Carmel, and invested millions in a ship to fight whaling in Japan. The ship,
christened by Ady Gil, was donated to the anti-whaling organization, Sea
Shepherd, but sunk just two months later following an incident involving a
Japanese whaling boat -- or so Sea Shepherd claims.
"The whalers did indeed ram her; but after the collision, you can see her still
floating very nicely," says Gil, who is suing Sea Shepherd. "They sunk her to
raise money and blamed the sinking on the Japanese."
How do you know?
"The ship's captain came to see me and said, 'I sunk your ship.' He said he was
instructed to do so by Paul Watson, the president of Sea Shepherd. It's a very
popular organization, and when Paul Watson speaks, everyone listens. Everyone's
scared of him. But nothing scares me. I said 'I'm going to nail you,' and I sued
Gil has yet to learn the outcome of the lawsuit, which remains under
deliberation in a US court, but he's looking on the bright side. "The bottom
line is that this is the time when they'd usually be whaling in Antarctica, and
the fact is there's no whaling going on at the moment," he says. "Why? Because
in the wake of all the mess, New Zealand and Australia woke up and sued Japan in
the International Court of Justice in The Hague for carrying out commercial
whaling, which is prohibited by the international treaty."
After the sad affair with Sea Shepherd, Gil turned his attention to taking on
the FDA. "One of most important things is to affect a change in the FDA's
priorities and conceptions," he says. "After all, experiments on animals are of
no use to people or to animals. Scientists concur today that around 90 percent
of the experiments are of no relevance at all to human beings. That's why drugs
that could have been made available to people sometimes aren't -- because they
haven't been tested on animals and therefore haven't won FDA approval."
Unsurprisingly, Gil is also a vegan. "For 10 years now," he says, "It wasn't
popular back then. I had no one to guide me like you have Gary Yourofsky and
others like him today."
Do you know him?
"Actually he sent me an email a few days ago to ask if I could help him out a
little financially.
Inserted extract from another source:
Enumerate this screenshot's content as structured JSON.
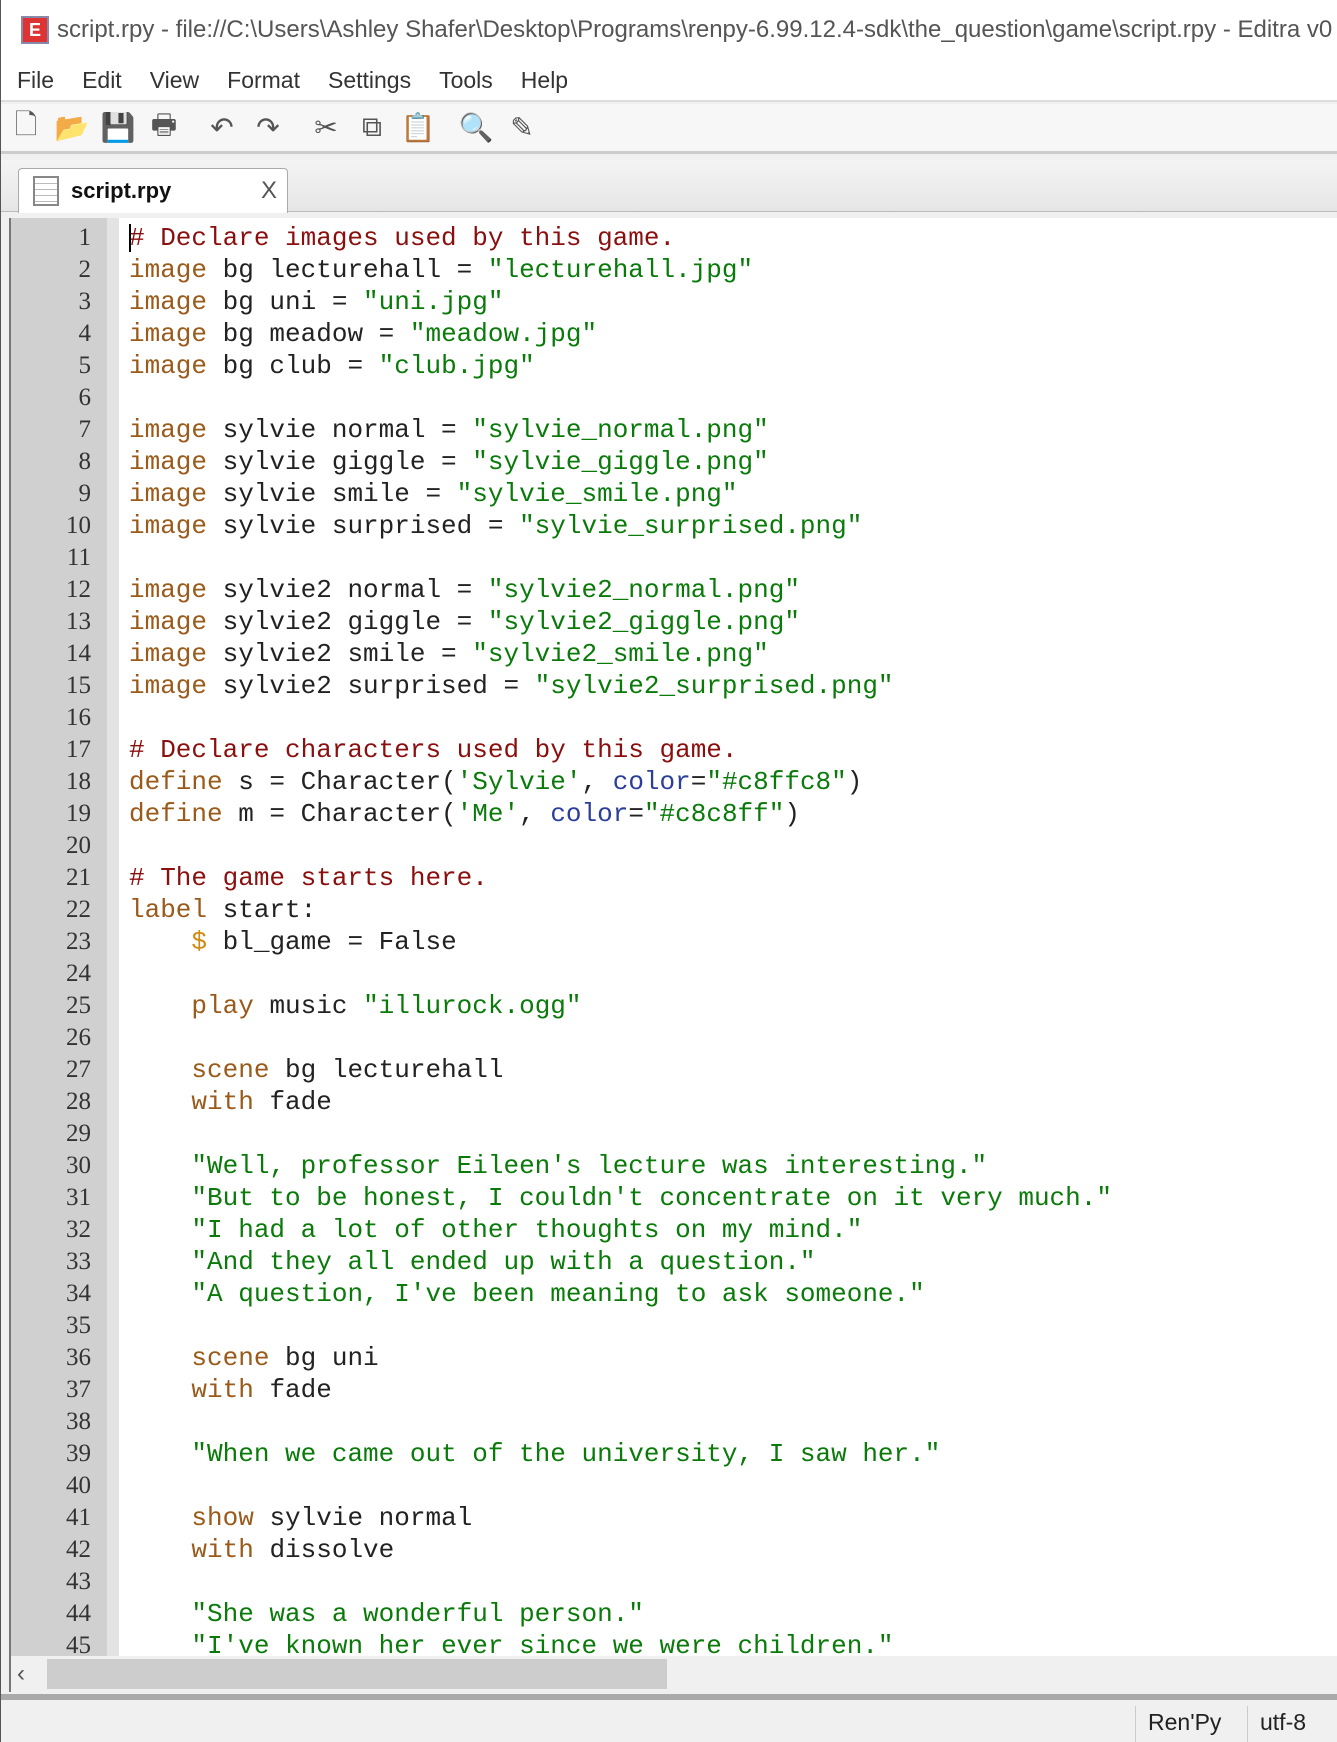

He's a sought-after lecturer, but I don't think he makes
much money from it, so he needs help."
And what now, after the purchase of the monkeys? Initially, Gil says, the
animals will have to remain at the farm until a suitable enclosure is erected
for them. "One thing's for sure," he says, "they won't be in cages. I'm against
The options currently being considered by Monkey Rescue include moving the
macaques to Havat Bodedim in the south of Israel or expanding the Ben Shemen
Monkey Park. The monkeys, Ron explains, cannot be released back into the wild.
"We're talking about monkeys that were born in captivity, and they have no
survival skills," he says. "We also aren't going to turn Israel into India,
where there are monkeys everywhere, because they'll simply look for food and
start going into homes when they don't find any."
The keys to the farm were handed over on Monday. "It's a dream come true. A dark
stain has been lifted off the State of Israel," says Anat Refuah. "I slept
really well for the first time in years. I promise all the monkeys that they
will live the rest of their lives with love and in dignity."
And will we perhaps see Gil in Israel one of these days? "I come once every
two years, unfortunately, but maybe now I'll be motivated to come because of the
monkey park," he says. "In the meantime, I call on all those who wanted to
release the monkeys to come and help. Now begins the not-so-sexy but important
work of safeguarding the monkeys."